Our first writer in asylum was Syl Cheney-Coker of Sierra Leone, author of the novel The Last Harmattan of Alusine Dunbar and most recently Stone Child and Other Poems. He wrote a series of newspaper columns criticizing the thugs who’d ousted his country’s elected government. He literally had to run for his life one night when the thugs came to murder him.
Our next writer in asylum was the Chinese artist, poet, and philosopher Er Tai Gao. As a young artist, he’d had the audacity to write an essay titled “On Beauty,” in which he rashly suggested that without freedom, the creation and apprehension of beauty was impossible. For his trouble, he ended up in a labor camp on the edge of the Taklamakan Desert in western China, where three-quarters of his fellow inmates, some 2000 of them, died of disease and starvation. He was in and out of trouble with the Communist regime for years after his release, and eventually escaped from China with his wife, Maya, and made his way to the U.S. and then to (of all places) Las Vegas.

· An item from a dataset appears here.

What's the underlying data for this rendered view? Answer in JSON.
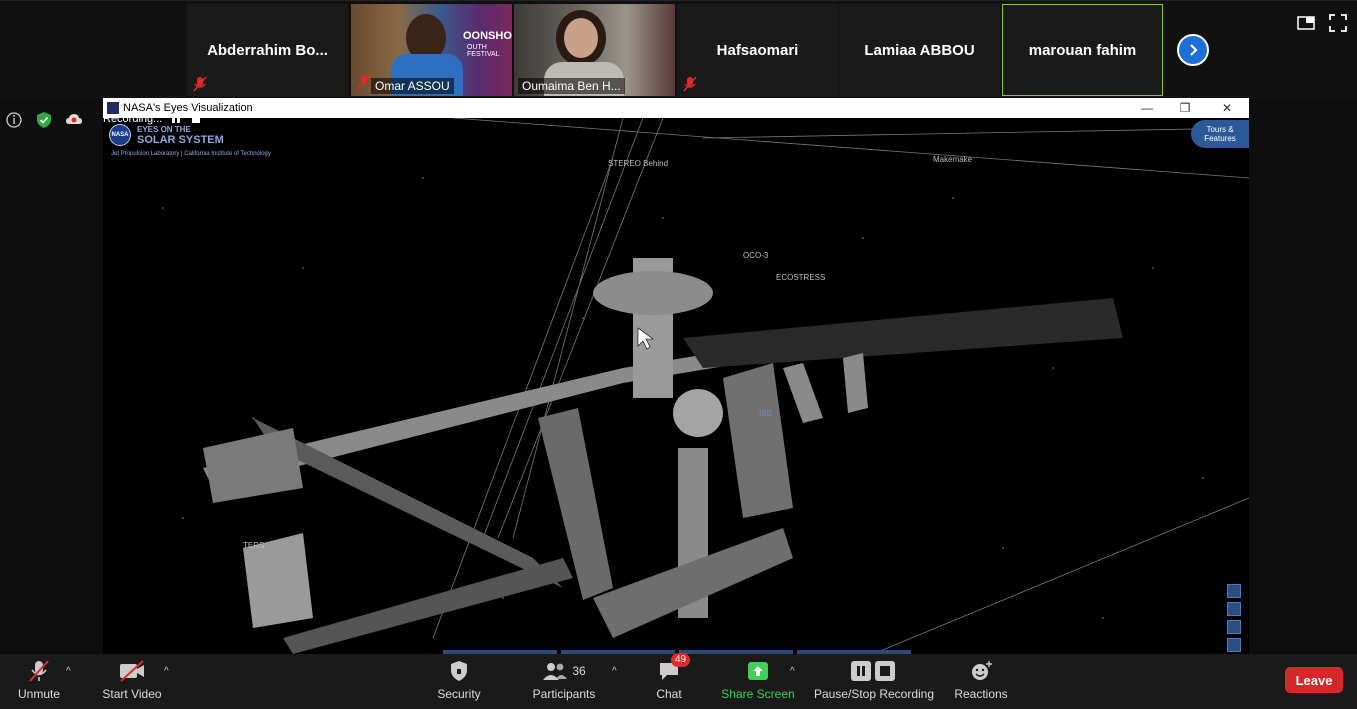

While Gao was in residence with City of Asylum Las Vegas, he completed a memoir of his years in the Chinese gulag and we had it translated and helped place it with HarperCollins. Titled In Search of My Homeland, it was released in 2009. HarperCollins did nothing to promote the book, and just let it go out of print. Of course, I’m sure the fact that HarperCollins is owned by Rupert Murdoch, who has vast business interests in China, had nothing to do with the book’s fate . . ..
Our third writer was Ammar Abdulhamid of Syria. A novelist and filmmaker, he’d had the temerity to criticize Syria’s latest dictator, Bashar Assad. For his trouble, Ammar and his wife and two young children were forced to flee Damascus in the dead of night, just a step ahead of Bashar’s thugs. This was five years ago, and Ammar’s criticisms of Assad were amazingly prescient, as recent events have proven.
It is this prescience that writers can bring to the table, if not specific expertise in a particular field. Or if not prescience, certainly the benefits of imagination, the vital precursor to prescience, that finely honed ability to think about what might have been, or will be and to tease out human emotions and motivations and rank stupidity and put them into believable and illustrative situations. And to present it all in clear prose free of academic jargon.
English majors understand human nature better than economists do. If, as Krugman [Paul Krugman, Nobel Laureate in Economics] said, ‘homo economicus’ is perfectly rational, where did the folks who came up with this simplistic idea go to college, and didn’t they read, say, Shakespeare, Locke, Rousseau, Hobbes, Dickens, Trollope, Proust, Zola, or even Freud?”
I like to think this is the point she was trying to make when the discussion was rather abruptly turned back to the more pressing matter of the awful burden of fame and fortune . . ..